Directions.
If a record below holds a picture, drop the picture and restate everything else word for word.

****************

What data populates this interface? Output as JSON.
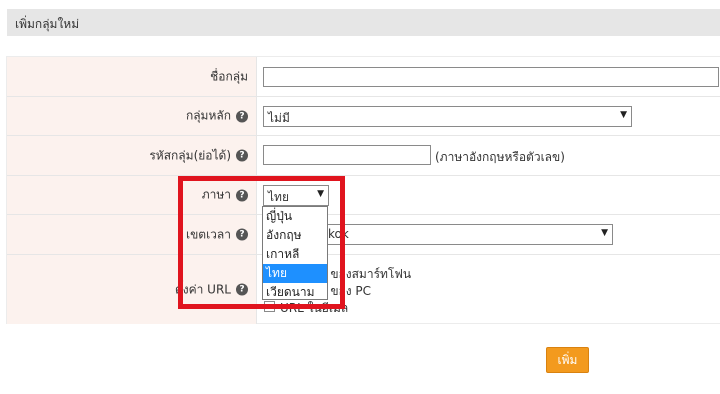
{
  "header": {
    "title": "เพิ่มกลุ่มใหม่"
  },
  "form": {
    "group_name": {
      "label": "ชื่อกลุ่ม",
      "value": ""
    },
    "parent_group": {
      "label": "กลุ่มหลัก",
      "help_icon": "?",
      "selected": "ไม่มี"
    },
    "group_code": {
      "label": "รหัสกลุ่ม(ย่อได้)",
      "help_icon": "?",
      "value": "",
      "hint": "(ภาษาอังกฤษหรือตัวเลข)"
    },
    "language": {
      "label": "ภาษา",
      "help_icon": "?",
      "selected": "ไทย",
      "options": [
        "ญี่ปุ่น",
        "อังกฤษ",
        "เกาหลี",
        "ไทย",
        "เวียดนาม"
      ],
      "highlighted_option": "ไทย"
    },
    "timezone": {
      "label": "เขตเวลา",
      "help_icon": "?",
      "selected": "Asia/Bangkok"
    },
    "url_settings": {
      "label": "ตั้งค่า URL",
      "help_icon": "?",
      "options": [
        {
          "label": "MyPage ของสมาร์ทโฟน"
        },
        {
          "label": "MyPage ของ PC"
        },
        {
          "label": "URL ในอีเมล"
        }
      ]
    }
  },
  "actions": {
    "submit_label": "เพิ่ม"
  },
  "colors": {
    "label_bg": "#fcf2ee",
    "header_bg": "#e6e6e6",
    "highlight_border": "#e0141e",
    "dropdown_selected": "#1e90ff",
    "submit_bg": "#f39a1e"
  }
}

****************

Solved problem.
What data populates this interface? Output as JSON.
{
  "header": {
    "title": "เพิ่มกลุ่มใหม่"
  },
  "form": {
    "group_name": {
      "label": "ชื่อกลุ่ม",
      "value": ""
    },
    "parent_group": {
      "label": "กลุ่มหลัก",
      "help_icon": "?",
      "selected": "ไม่มี"
    },
    "group_code": {
      "label": "รหัสกลุ่ม(ย่อได้)",
      "help_icon": "?",
      "value": "",
      "hint": "(ภาษาอังกฤษหรือตัวเลข)"
    },
    "language": {
      "label": "ภาษา",
      "help_icon": "?",
      "selected": "ไทย",
      "options": [
        "ญี่ปุ่น",
        "อังกฤษ",
        "เกาหลี",
        "ไทย",
        "เวียดนาม"
      ],
      "highlighted_option": "ไทย"
    },
    "timezone": {
      "label": "เขตเวลา",
      "help_icon": "?",
      "selected": "Asia/Bangkok"
    },
    "url_settings": {
      "label": "ตั้งค่า URL",
      "help_icon": "?",
      "options": [
        {
          "label": "MyPage ของสมาร์ทโฟน"
        },
        {
          "label": "MyPage ของ PC"
        },
        {
          "label": "URL ในอีเมล"
        }
      ]
    }
  },
  "actions": {
    "submit_label": "เพิ่ม"
  },
  "colors": {
    "label_bg": "#fcf2ee",
    "header_bg": "#e6e6e6",
    "highlight_border": "#e0141e",
    "dropdown_selected": "#1e90ff",
    "submit_bg": "#f39a1e"
  }
}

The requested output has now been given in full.